The City watchdog was today criticised for failing to protect the interests of policyholders in with-profit funds.
The Treasury Select Committee said the Financial Services Authority (FSA) was not providing a robust enough framework to manage the conflicts of interest relating to so-called inherited estates.
The term inherited estate refers to money that has built up in with-profits funds over the years that is surplus to what is needed to meet the fund’s liabilities.
The money accumulates because insurers withhold a proportion of investment returns during good years to pay out in bad ones.
But companies’ use of inherited estates has been the subject of controversy in recent years, with consumer groups arguing that they should not be allowed to use the money to meet mis-selling claims, pay shareholders’ tax and subsidise new business.
They instead argue that the money should be returned to policyholders through a special distribution.
The Treasury Select Committee agreed that it was “inappropriate” for firms to pay compensation to people who were mis-sold products out of the inherited estate, arguing that these costs should be borne by shareholders.
Chairman of the Committee John McFall said: “I was astonished that the Prudential had taken £1.6 billion from their inherited estate to pay the costs of compensation arising from mis-selling.
“By reducing the size of the inherited estate in this way, the firm’s policyholders have a much lower chance of receiving a special distribution than they would have done otherwise.”
The FSA is currently looking at the issue, and launched a consultation last month with a view to ending the practice.

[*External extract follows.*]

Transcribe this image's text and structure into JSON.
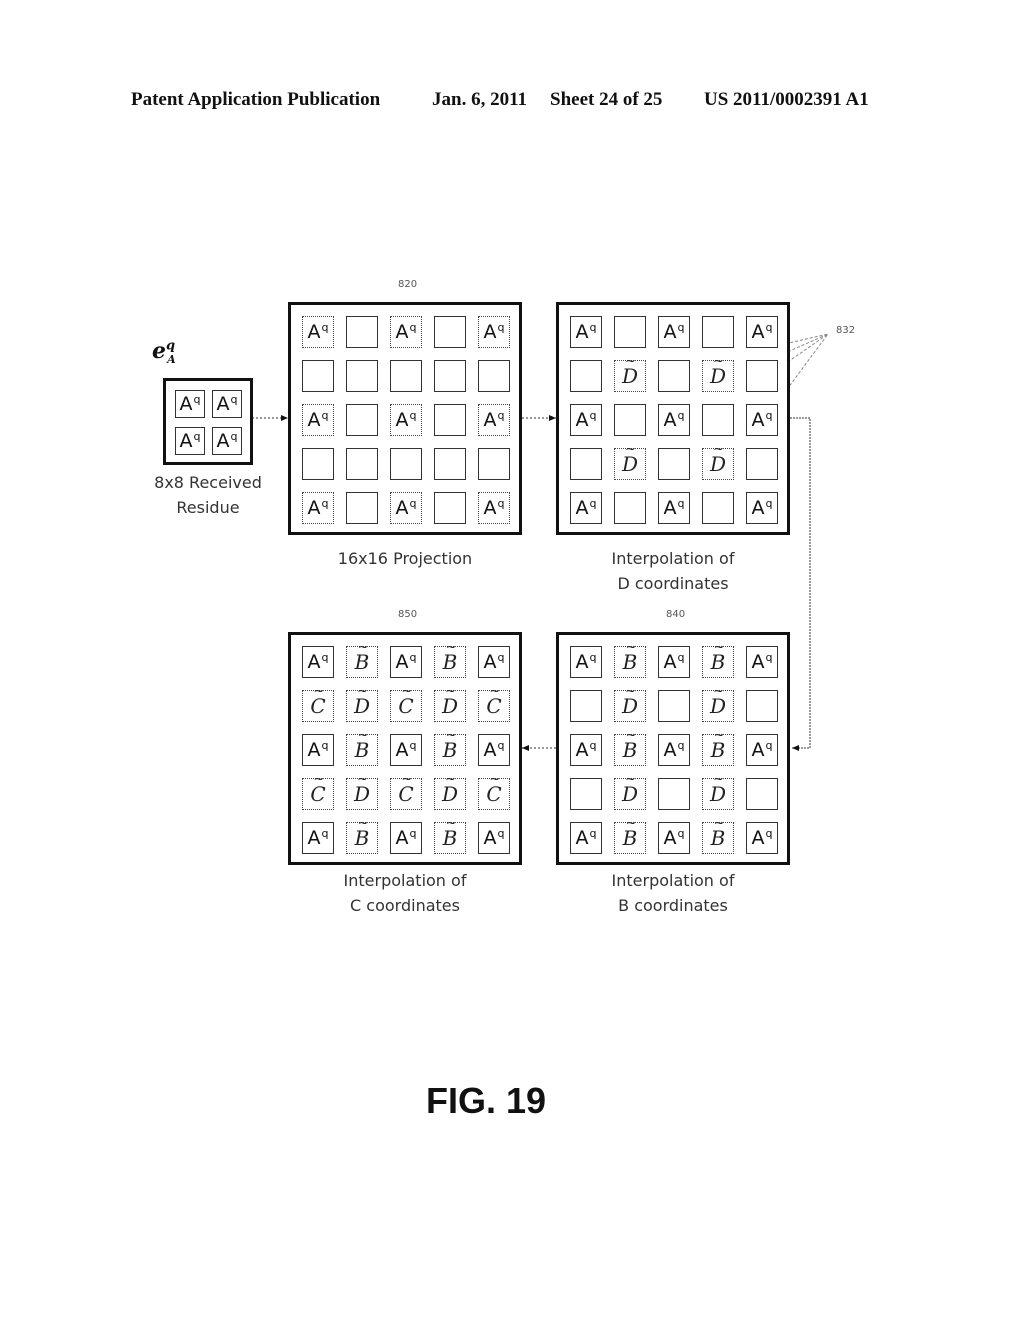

The Committee was also critical of firms for using surplus funds to pay shareholder tax and called on the FSA to consult on ending this by the end of 2008.
It claimed the practice was a “striking example” of how certain life firms were able to use their discretion to “further shareholders’ interests to the detriment of policyholders”.
It added that the FSA’s regulation of the issue was “barmy” as it allowed firms that had always charged tax to the inherited estate to continue doing so, while those that had not were barred from doing so.
The report also criticised firms for funding new business from inherited estates, while it called for With-Profits Committees, who are supposed to protect policyholders’ interests, to be given an explicit role in ensuring they are treated fairly in line with the FSA’s principles.
But the report said the use of inherited estates to smooth returns for policyholders between good years and bad ones was appropriate, although it called on the industry to make the process more transparent.
It criticised the fact that when firms did decide to return money to policyholders, they often phased payments over several years.
Norwich Union is currently returning £2.1 billion to certain of its with-profits policyholders, but it is making the payments over three years.
The Committee said this phasing meant many of the group’s longest standing policyholders would not receive all of the money when their policies matured, while those who decided to leave the fund would also miss out.
Overall, the report said the FSA had failed to develop clear principles for the regulation of inherited estates, instead becoming “embroiled in making judgments in the round” and “micro-regulating particular firms’ situations”.
Mr McFall said: “The approach taken by the FSA towards inherited estates seems a long way from the philosophy of ‘principles-based regulation’ to which it aspires.
“Policyholders need to have confidence that their interests are being protected, but the current oversight by the FSA gives no such assurance.
“Policyholders deserve a regulatory framework based on a clear set of principles and unambiguous guidance on how inherited estate can be used by life firms’ management.”